So I have been borrowing from one of my favorite painters Wayne Thiebaud. I should probably feel a little guilty “borrowing” so heavily from him but, he said himself . . .
“I’m very influenced by the tradition of painting and not at all self-conscious about identifying my sources. I actually steal things from people that I can use … just blatant plagiarism.”
That being said I am “stealing” from Thiebaud’s colorful foods paintings. His food paintings tend to encapsulate much of what I like to think of as good old fashioned Americana, which conjures up images of diners and drive-ins and ice cream stands. For me, these paintings evoke a distilled Norman Rockwell-esk feeling, a pure uncluttered memory or daydream that is very personal, because they tend to spark memories rather than tell a full story.
It is natural for me to paint these subjects because I love painting and I love food. I plan on doing paintings of candies and cakes but I also will detour a bit into some of my own experience by doing paintings of sushi. More precisely kaiten sushi, which is common place in Japan and yet appearing more and more in other countries. Kaiten sushi is not just about the food but also the experience of waiting for just the right plate of food to work it’s way around the conveyor belt to your grasp. Just as much as I enjoyed the experience and taste of a corn dog at a county fair, I enjoy the almost roller coaster like journey of the kaiten sushi.
These are a part of a series of small scale paintings of food.
In a nut shell, what this means to me (and other artists) is that perhaps if your work does not have mass appeal, you can still find your niche on the world wide web by offering your particular brand of art, and earn a living. The theory fascinated me then but was not enough to nudge me into action.

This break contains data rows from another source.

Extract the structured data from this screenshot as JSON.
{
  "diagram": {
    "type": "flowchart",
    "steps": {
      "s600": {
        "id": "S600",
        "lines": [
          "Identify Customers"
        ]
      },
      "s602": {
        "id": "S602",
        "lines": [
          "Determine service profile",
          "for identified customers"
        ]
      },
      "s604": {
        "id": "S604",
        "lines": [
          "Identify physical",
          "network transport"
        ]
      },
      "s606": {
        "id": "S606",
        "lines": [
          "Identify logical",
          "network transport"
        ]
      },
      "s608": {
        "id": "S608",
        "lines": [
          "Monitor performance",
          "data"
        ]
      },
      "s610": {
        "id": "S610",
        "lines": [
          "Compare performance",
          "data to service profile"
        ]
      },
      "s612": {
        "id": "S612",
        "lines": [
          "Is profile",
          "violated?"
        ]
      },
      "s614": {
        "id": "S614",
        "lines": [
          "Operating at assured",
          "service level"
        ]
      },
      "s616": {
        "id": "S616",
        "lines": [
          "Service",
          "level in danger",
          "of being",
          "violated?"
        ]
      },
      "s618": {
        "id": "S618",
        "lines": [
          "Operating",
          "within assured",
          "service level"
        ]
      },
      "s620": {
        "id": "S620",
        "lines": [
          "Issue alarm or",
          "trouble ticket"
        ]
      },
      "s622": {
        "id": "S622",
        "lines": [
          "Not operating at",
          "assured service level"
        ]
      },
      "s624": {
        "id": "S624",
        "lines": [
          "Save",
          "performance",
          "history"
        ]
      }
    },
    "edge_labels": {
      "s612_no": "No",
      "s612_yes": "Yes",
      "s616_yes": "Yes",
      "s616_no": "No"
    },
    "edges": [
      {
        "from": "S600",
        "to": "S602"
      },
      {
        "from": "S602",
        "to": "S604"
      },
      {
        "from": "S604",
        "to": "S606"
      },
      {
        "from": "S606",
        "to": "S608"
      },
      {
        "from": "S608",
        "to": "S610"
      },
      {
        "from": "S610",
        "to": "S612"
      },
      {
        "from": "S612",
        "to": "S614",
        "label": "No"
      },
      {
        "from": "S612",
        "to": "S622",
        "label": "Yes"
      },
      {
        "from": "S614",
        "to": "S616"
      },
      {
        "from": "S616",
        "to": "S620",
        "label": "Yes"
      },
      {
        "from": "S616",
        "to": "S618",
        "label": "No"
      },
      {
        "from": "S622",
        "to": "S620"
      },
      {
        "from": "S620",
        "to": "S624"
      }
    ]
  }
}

I recently read a New York Times story by Alex Williams titled, “That Hobby Looks Like a Lot of Work.”The story focuses on people, who sell things on Etsy.com, a market place for “all things handmade.” Some Etsy shop owners are successful and some are not. But the star of the article is Yokoo Gibran who quit her day job after opening a successful shop selling hand-knit scarves and accessories. The Times reports that she earns more than $140,000 a year knitting! But she also works 13 hours a day to keep up with orders.
It seems far from idea working such long hours but it still sounds pretty good to me. So inspired by the success of Gibran I opened my own Etsy shop this week, which was really easy to do. All I needed was a credit card and some photos of my work.
I resisted Etsy for quite sometime because I thought it would be expensive to get started. I was wrong, they do take a small percentage sales but it only cost 20 cents to list an item for 4 months. I figured I can’t lose with those kind of start up fees for a shop!
Who knows if I will see a fraction of the success of Ms. Gibran but I am going to have fun trying.
Be true to YOUR ‘art and soul’. Encourage your inner vision; let your imagination soar and don’t concern yourself with what others may think of your work.
Words to live by, but often it is difficult to keep one’s true course when often the people closest to you think you have gone astray.
The art world teaches us to paint in a consistent recognizable style.
I often paint in two different styles. One is a fairly realistic style that I like because the work is easier to sell and generally more accepted, and the other work is where my heart lies. When I first began exploring abstract and expressionist painting, it was hard for me to comprehend myself. I am still not sure that I truly understand it on an intellectual level, but I thrive when exploring with my brush and I try to keep the voices, of the people who tell me that “the way that I used to paint is better,” quiet in my head.